* **Entries provided**:
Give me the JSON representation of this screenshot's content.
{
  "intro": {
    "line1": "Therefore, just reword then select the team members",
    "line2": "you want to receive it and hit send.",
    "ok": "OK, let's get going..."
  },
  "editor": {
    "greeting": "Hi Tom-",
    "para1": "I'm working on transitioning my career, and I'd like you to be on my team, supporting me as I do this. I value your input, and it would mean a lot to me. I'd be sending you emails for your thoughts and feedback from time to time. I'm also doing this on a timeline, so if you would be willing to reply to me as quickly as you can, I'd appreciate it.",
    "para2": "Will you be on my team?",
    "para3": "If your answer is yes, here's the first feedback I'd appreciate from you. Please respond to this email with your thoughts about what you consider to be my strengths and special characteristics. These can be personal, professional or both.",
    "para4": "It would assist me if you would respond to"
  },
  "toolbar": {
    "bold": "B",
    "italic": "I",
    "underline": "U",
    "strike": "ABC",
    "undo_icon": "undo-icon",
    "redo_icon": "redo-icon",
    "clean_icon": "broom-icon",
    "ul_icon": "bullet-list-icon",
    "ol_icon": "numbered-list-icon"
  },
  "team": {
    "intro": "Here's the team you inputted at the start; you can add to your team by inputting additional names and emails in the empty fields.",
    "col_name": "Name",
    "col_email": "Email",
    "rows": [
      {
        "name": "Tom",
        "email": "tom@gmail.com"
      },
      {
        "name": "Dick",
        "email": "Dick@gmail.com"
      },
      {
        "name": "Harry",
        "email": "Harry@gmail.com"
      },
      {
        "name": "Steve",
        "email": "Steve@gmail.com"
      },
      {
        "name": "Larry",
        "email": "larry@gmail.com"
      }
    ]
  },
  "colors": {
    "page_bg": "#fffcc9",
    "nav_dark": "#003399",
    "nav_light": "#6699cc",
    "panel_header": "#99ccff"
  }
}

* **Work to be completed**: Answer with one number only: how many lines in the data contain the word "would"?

* **Answer section**: 2